===== MATERIAL TO PROCESS

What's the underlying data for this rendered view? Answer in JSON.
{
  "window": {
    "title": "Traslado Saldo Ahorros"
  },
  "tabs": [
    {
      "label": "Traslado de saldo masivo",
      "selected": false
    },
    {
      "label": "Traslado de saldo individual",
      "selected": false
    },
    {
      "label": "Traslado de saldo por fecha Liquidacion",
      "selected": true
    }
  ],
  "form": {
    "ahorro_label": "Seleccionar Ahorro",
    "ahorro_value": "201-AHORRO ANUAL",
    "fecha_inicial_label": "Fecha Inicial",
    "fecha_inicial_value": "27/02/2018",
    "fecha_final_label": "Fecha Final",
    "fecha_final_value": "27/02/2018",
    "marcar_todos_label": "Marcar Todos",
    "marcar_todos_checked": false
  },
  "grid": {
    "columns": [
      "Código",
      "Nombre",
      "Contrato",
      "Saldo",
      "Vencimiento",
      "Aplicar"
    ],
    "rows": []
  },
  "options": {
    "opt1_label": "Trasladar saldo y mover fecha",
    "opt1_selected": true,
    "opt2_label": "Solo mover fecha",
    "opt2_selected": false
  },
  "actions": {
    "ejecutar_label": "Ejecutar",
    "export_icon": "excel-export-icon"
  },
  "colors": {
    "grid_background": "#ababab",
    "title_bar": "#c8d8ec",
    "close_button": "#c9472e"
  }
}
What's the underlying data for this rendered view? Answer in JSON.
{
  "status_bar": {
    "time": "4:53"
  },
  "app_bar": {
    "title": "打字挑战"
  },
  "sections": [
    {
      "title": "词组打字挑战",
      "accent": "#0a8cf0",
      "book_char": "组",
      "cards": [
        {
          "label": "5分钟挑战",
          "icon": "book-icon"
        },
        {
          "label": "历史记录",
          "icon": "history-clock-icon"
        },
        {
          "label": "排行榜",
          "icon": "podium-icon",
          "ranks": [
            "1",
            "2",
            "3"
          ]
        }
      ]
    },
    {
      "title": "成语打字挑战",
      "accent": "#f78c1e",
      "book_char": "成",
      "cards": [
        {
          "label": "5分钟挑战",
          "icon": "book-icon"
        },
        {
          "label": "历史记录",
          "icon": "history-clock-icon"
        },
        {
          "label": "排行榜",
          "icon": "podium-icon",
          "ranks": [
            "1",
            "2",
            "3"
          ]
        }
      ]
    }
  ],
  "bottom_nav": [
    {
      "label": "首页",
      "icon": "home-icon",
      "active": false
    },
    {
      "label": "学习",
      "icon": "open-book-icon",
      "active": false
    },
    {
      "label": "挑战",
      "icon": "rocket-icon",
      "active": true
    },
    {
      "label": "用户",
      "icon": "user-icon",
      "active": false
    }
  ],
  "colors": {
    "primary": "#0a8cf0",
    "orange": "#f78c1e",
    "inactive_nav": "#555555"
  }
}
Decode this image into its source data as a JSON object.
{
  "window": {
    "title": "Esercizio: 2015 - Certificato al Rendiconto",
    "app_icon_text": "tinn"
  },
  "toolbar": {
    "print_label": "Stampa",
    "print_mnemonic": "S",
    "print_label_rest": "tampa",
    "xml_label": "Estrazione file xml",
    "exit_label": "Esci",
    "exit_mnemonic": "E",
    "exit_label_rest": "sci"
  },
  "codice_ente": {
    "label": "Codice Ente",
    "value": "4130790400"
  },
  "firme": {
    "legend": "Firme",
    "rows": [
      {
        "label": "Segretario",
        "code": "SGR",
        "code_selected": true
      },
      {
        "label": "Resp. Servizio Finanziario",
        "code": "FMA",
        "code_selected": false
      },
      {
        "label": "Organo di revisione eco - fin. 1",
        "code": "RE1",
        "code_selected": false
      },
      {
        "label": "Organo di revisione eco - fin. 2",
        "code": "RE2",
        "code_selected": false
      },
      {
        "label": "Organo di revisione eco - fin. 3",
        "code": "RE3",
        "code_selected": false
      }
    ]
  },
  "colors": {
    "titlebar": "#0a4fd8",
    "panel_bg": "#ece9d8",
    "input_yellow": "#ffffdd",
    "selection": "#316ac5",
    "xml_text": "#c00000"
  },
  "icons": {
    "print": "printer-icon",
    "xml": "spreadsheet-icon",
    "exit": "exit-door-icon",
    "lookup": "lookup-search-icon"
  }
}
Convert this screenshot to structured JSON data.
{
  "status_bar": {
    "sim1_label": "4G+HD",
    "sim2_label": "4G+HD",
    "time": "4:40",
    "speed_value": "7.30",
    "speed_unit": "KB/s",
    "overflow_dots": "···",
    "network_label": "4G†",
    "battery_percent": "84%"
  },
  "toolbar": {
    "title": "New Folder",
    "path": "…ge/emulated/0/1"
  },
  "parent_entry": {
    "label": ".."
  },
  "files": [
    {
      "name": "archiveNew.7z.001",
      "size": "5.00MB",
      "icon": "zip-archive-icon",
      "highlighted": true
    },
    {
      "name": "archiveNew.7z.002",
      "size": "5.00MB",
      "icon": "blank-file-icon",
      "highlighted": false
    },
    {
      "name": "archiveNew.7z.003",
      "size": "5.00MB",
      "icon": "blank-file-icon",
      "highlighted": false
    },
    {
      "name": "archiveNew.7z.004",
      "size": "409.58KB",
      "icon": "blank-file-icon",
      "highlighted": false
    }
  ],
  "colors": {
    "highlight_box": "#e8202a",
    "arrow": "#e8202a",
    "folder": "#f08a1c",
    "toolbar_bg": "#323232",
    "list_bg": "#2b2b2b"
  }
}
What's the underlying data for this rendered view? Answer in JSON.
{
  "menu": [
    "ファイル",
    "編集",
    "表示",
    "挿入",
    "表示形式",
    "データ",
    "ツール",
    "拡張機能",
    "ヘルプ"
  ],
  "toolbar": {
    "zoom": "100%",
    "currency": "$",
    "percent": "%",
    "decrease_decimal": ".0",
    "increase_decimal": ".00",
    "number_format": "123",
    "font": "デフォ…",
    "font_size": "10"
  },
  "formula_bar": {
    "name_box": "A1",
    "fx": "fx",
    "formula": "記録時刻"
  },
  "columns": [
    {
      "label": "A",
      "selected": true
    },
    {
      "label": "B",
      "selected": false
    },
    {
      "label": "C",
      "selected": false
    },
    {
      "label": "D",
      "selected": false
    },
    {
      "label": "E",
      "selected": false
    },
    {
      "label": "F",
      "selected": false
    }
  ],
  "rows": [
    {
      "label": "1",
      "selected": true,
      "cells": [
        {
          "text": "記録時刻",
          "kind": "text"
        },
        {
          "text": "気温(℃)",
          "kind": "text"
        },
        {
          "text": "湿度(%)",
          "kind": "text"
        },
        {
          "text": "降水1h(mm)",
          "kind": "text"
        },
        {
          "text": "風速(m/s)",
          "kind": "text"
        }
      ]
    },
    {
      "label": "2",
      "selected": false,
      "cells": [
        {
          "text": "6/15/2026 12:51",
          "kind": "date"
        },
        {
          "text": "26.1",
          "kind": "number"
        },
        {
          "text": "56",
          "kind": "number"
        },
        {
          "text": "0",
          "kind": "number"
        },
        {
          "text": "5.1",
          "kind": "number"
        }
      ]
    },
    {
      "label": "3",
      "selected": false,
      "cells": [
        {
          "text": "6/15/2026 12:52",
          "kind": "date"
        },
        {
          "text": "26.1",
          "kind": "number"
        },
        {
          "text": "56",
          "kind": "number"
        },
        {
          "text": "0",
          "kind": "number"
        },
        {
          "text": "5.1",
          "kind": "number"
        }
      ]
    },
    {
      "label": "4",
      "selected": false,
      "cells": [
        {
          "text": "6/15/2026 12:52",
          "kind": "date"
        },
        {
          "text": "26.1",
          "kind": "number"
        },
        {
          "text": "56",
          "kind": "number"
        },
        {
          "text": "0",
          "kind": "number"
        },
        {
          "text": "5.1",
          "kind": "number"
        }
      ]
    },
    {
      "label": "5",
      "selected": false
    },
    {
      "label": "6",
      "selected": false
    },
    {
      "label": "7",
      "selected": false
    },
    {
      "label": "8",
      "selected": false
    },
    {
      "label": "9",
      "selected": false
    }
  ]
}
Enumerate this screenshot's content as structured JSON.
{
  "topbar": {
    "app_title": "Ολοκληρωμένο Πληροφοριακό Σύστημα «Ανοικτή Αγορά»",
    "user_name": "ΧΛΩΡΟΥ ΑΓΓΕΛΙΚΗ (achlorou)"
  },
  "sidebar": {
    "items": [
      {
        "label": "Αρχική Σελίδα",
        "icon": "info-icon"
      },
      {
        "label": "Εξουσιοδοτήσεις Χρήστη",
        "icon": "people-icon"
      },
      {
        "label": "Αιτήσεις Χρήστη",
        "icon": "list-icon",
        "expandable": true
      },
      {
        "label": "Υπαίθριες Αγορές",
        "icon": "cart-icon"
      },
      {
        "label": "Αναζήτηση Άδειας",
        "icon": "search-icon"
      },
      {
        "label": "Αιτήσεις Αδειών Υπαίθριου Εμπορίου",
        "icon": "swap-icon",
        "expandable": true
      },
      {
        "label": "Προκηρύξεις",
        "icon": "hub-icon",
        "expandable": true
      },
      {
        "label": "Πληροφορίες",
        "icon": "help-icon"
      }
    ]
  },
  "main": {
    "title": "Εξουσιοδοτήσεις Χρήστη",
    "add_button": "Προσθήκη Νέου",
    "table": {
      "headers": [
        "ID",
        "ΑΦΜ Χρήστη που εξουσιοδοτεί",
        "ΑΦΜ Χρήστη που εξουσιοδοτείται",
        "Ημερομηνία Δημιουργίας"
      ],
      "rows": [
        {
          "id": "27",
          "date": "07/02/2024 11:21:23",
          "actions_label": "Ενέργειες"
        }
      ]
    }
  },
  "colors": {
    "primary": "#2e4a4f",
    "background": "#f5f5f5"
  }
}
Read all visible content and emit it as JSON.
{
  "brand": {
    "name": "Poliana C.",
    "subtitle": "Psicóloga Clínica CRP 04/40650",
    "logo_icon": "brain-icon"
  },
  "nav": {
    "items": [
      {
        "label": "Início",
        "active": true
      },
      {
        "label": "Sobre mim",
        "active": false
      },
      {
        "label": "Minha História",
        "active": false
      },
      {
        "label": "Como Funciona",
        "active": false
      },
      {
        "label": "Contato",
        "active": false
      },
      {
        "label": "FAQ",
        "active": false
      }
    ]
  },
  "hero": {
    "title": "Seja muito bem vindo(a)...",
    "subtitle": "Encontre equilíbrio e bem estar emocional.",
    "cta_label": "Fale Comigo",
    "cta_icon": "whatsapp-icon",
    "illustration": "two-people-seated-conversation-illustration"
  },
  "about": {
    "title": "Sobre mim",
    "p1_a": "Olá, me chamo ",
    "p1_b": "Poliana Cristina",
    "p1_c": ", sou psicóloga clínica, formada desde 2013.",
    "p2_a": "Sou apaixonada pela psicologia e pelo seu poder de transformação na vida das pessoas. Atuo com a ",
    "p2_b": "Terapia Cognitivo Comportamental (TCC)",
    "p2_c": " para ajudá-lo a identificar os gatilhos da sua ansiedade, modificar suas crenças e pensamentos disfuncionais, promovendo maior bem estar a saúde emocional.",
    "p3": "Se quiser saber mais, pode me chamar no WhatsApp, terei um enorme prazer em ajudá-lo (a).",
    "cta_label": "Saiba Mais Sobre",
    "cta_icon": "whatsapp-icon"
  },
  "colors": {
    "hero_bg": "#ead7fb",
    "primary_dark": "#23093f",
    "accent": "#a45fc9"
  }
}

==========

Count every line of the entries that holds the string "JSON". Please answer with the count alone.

7